3Martin SA, Hewish M, Lord CJ, Ashworth A. Parallel high throughput RNA interference screens identify PINK1 as a potential therapeutic target for the treatment of DNA mismatch repair deficient cancer, manuscript in preparation.

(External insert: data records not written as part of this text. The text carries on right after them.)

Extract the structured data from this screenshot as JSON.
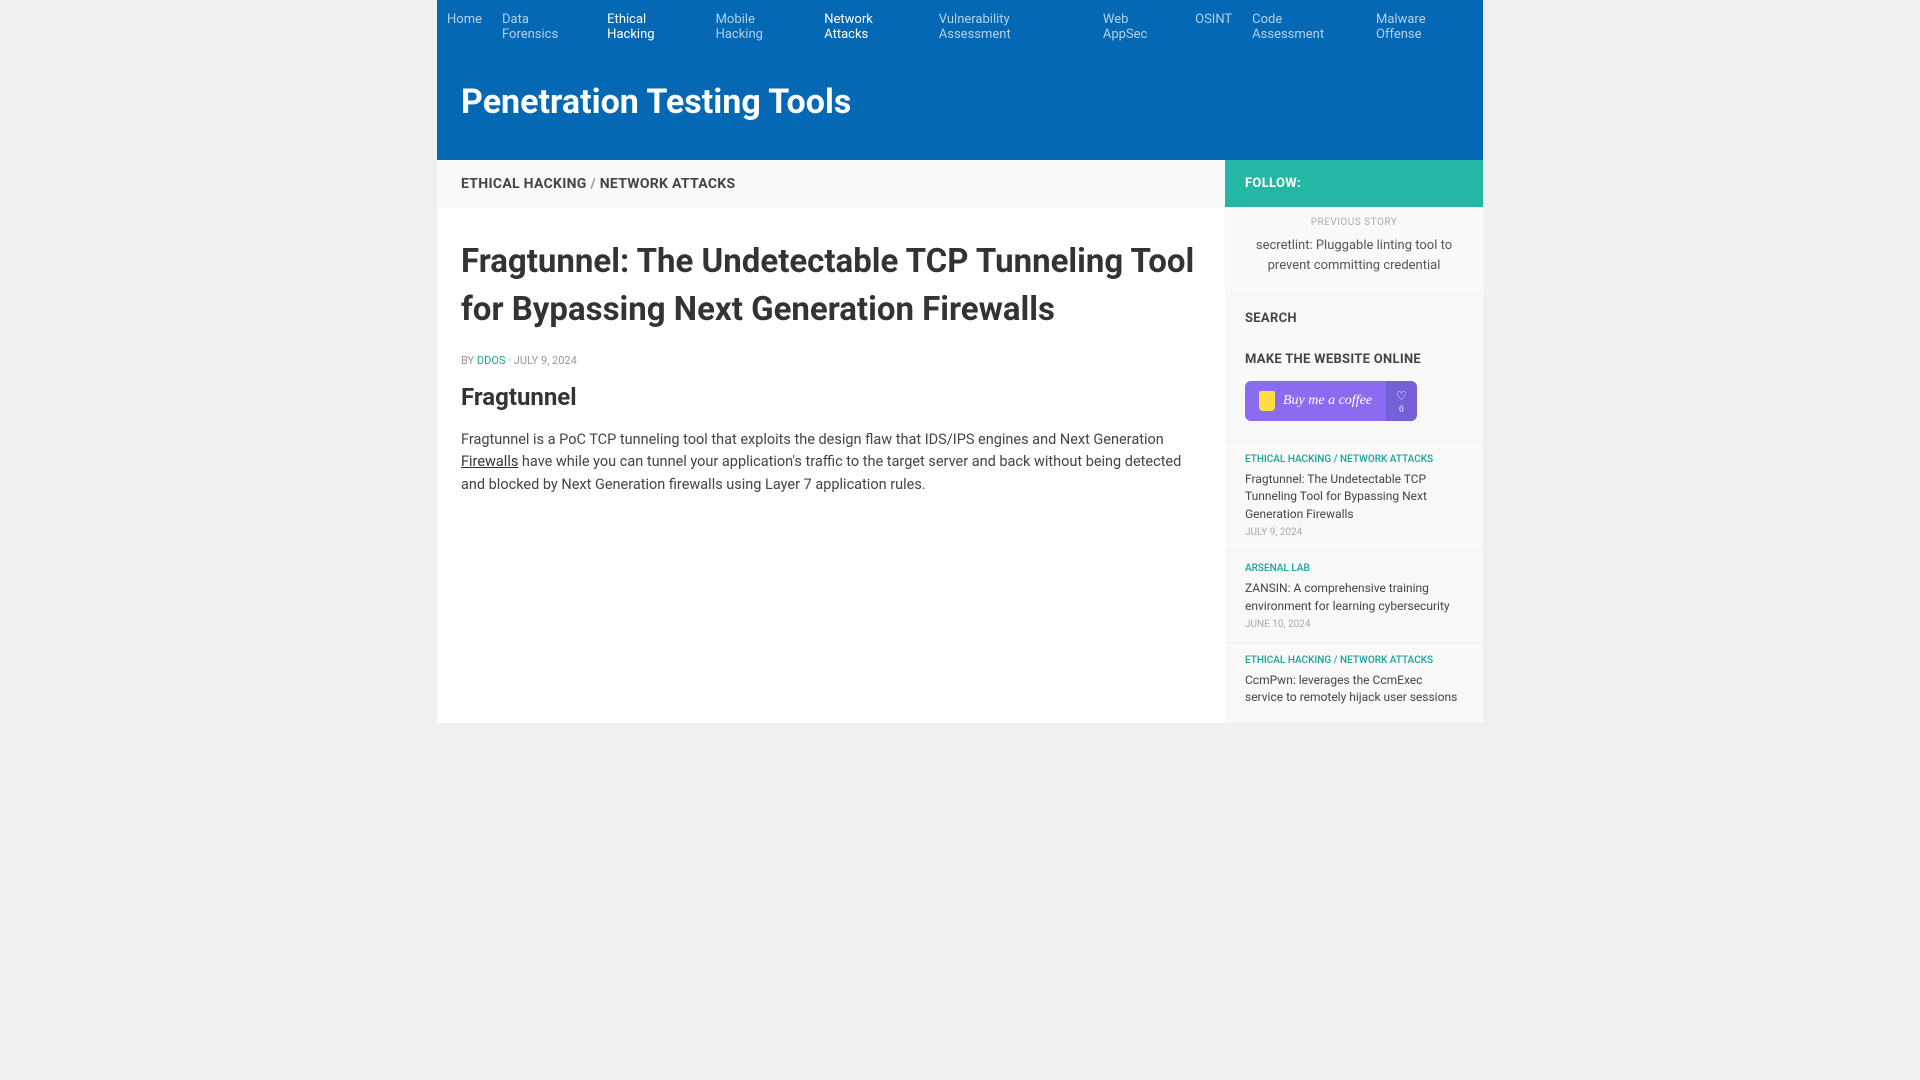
{
  "nav": {
    "items": [
      {
        "label": "Home",
        "active": false
      },
      {
        "label": "Data Forensics",
        "active": false
      },
      {
        "label": "Ethical Hacking",
        "active": true
      },
      {
        "label": "Mobile Hacking",
        "active": false
      },
      {
        "label": "Network Attacks",
        "active": true
      },
      {
        "label": "Vulnerability Assessment",
        "active": false
      },
      {
        "label": "Web AppSec",
        "active": false
      },
      {
        "label": "OSINT",
        "active": false
      },
      {
        "label": "Code Assessment",
        "active": false
      },
      {
        "label": "Malware Offense",
        "active": false
      }
    ]
  },
  "hero": {
    "title": "Penetration Testing Tools"
  },
  "article": {
    "category1": "ETHICAL HACKING",
    "sep": "/",
    "category2": "NETWORK ATTACKS",
    "title": "Fragtunnel: The Undetectable TCP Tunneling Tool for Bypassing Next Generation Firewalls",
    "by": "BY",
    "author": "DDOS",
    "dot": "·",
    "date": "JULY 9, 2024",
    "heading": "Fragtunnel",
    "body_pre": "Fragtunnel is a PoC TCP tunneling tool that exploits the design flaw that IDS/IPS engines and Next Generation ",
    "body_link": "Firewalls",
    "body_post": " have while you can tunnel your application's traffic to the target server and back without being detected and blocked by Next Generation firewalls using Layer 7 application rules."
  },
  "sidebar": {
    "follow": "FOLLOW:",
    "prev_label": "PREVIOUS STORY",
    "prev_title": "secretlint: Pluggable linting tool to prevent committing credential",
    "search_heading": "SEARCH",
    "bmc_heading": "MAKE THE WEBSITE ONLINE",
    "bmc_label": "Buy me a coffee",
    "bmc_like_count": "0"
  },
  "related": [
    {
      "cats": "ETHICAL HACKING / NETWORK ATTACKS",
      "title": "Fragtunnel: The Undetectable TCP Tunneling Tool for Bypassing Next Generation Firewalls",
      "date": "JULY 9, 2024"
    },
    {
      "cats": "ARSENAL LAB",
      "title": "ZANSIN: A comprehensive training environment for learning cybersecurity",
      "date": "JUNE 10, 2024"
    },
    {
      "cats": "ETHICAL HACKING / NETWORK ATTACKS",
      "title": "CcmPwn: leverages the CcmExec service to remotely hijack user sessions",
      "date": ""
    }
  ]
}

In targeting MMR deficiency, the presence of secondary mutations needs to be taken into consideration. One consequence of MMR is MSI, which can potentially lead to mutations in critical genes, which contain coding repeat sequences. Mutations can accumulate in tumor suppressor genes and oncogenes such as MRE11A, ATR, RAD50, TGFBR2, IGF2R, and PTEN (51–53). Among these are mutations in a number of double-strand break repair genes (ATR, MRE11A, and RAD50), which have particular significance as loss of double-strand break repair gene function can cause PARP inhibitor sensitivity (54). Similarly, loss of PTEN function can also confer sensitivity to PARP inhibitors (55). Therefore, combination therapies including methotrexate and PARP inhibitor may provide the potential of targeting both the primary mutation and the secondary mutation, in parallel.

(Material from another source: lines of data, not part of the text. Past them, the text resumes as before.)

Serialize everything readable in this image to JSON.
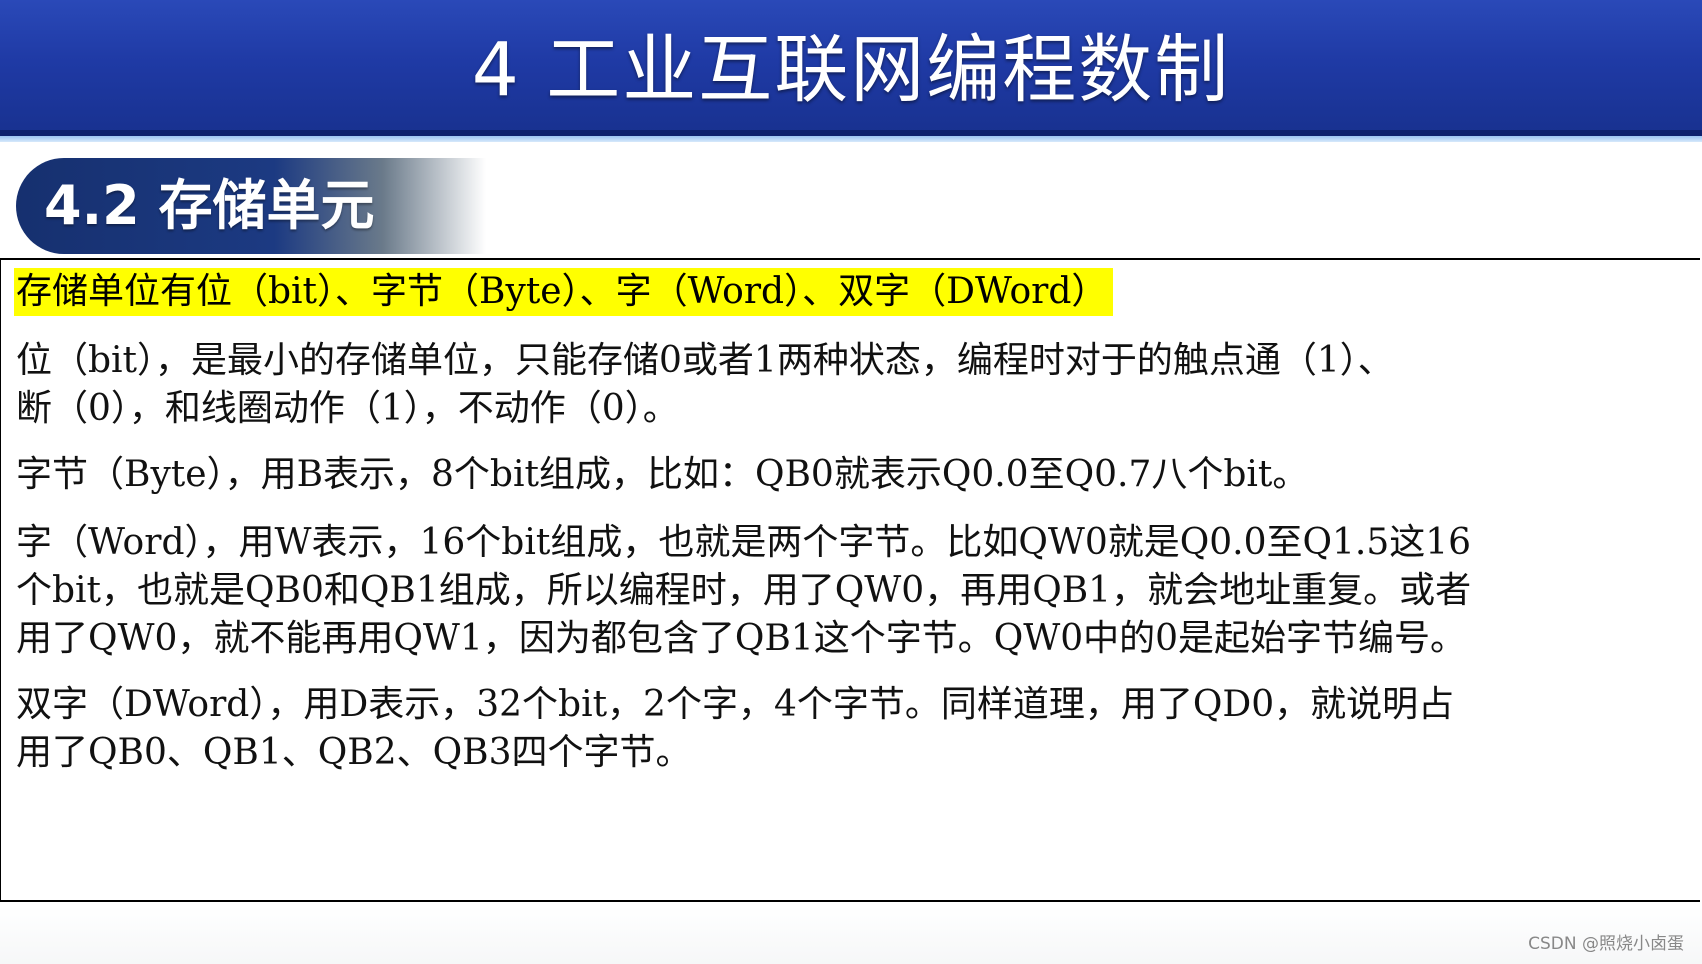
{
  "header": {
    "title": "4 工业互联网编程数制"
  },
  "section": {
    "title": "4.2 存储单元"
  },
  "content": {
    "highlight": "存储单位有位（bit）、字节（Byte）、字（Word）、双字（DWord）",
    "paragraphs": [
      {
        "line1": "位（bit），是最小的存储单位，只能存储0或者1两种状态，编程时对于的触点通（1）、",
        "line2": "断（0），和线圈动作（1），不动作（0）。"
      },
      {
        "line1": "字节（Byte），用B表示，8个bit组成，比如：QB0就表示Q0.0至Q0.7八个bit。"
      },
      {
        "line1": "字（Word），用W表示，16个bit组成，也就是两个字节。比如QW0就是Q0.0至Q1.5这16",
        "line2": "个bit，也就是QB0和QB1组成，所以编程时，用了QW0，再用QB1，就会地址重复。或者",
        "line3": "用了QW0，就不能再用QW1，因为都包含了QB1这个字节。QW0中的0是起始字节编号。"
      },
      {
        "line1": "双字（DWord），用D表示，32个bit，2个字，4个字节。同样道理，用了QD0，就说明占",
        "line2": "用了QB0、QB1、QB2、QB3四个字节。"
      }
    ]
  },
  "watermark": "CSDN @照烧小卤蛋",
  "colors": {
    "banner": "#1f3aa5",
    "pill": "#16306f",
    "highlight": "#ffff00"
  }
}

Our existing understanding of the DNA MMR pathway suggests that MMR has important roles in both the predisposition to cancer and also the response to therapy. It is hoped that a further dissection of both the canonical and noncanonical functions of MMR proteins will allow the further refinement of cancer treatment and our understanding of how DNA repair defects foster tumorigenesis. It also seems likely that synthetic lethal strategies that target MMR-deficient tumors could eventually be used clinically. These novel strategies will, in turn, be refined by applying a mechanistic understanding of this DNA repair pathway to the clinical scenario. Ultimately, this may enable tumors to be treated specifically by targeting their underlying MMR defect, resulting in greater therapeutic windows and reduced normal tissue toxicity.
Disclosure of Potential Conflicts of Interest

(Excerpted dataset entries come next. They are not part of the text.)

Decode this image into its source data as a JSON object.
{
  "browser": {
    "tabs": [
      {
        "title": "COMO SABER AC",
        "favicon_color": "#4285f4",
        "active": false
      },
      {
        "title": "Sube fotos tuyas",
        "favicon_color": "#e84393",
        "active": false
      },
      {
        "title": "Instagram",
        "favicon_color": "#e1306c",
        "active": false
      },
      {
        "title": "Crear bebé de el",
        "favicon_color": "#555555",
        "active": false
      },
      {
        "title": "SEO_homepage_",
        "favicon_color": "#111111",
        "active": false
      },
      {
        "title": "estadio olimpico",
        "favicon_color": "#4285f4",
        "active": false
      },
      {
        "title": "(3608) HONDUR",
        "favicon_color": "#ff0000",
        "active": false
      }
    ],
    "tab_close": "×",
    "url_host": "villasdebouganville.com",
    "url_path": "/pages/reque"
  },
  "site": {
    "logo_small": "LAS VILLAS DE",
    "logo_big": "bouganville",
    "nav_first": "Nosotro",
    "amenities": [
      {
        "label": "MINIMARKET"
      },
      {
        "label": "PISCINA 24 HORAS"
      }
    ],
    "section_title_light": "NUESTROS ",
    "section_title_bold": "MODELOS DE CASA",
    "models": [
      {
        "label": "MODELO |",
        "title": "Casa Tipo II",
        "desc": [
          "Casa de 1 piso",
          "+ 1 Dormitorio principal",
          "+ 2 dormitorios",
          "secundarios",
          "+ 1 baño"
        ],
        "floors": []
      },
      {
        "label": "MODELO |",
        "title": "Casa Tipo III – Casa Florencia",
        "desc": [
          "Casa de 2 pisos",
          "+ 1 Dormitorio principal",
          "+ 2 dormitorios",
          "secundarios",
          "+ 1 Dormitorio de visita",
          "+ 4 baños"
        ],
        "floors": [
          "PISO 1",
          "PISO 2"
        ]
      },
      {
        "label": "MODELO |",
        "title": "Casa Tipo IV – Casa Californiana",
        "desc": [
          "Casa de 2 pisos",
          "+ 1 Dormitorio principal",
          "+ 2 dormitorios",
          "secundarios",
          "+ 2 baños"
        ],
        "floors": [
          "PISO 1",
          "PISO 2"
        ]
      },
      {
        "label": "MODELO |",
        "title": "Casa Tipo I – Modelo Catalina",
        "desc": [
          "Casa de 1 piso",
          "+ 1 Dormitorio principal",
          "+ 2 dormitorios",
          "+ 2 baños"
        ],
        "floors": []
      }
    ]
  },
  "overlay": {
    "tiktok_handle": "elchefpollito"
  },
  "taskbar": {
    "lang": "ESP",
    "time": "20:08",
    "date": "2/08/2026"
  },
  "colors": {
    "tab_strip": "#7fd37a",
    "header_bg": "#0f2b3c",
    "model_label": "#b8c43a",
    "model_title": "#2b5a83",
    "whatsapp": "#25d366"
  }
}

S. Martin, C. Lord, A. Ashworth: methotrexate patent pending; S. J. Martin, C.J. Lord, A. Ashworth: synthetic lethal approaches in MMR patent pending.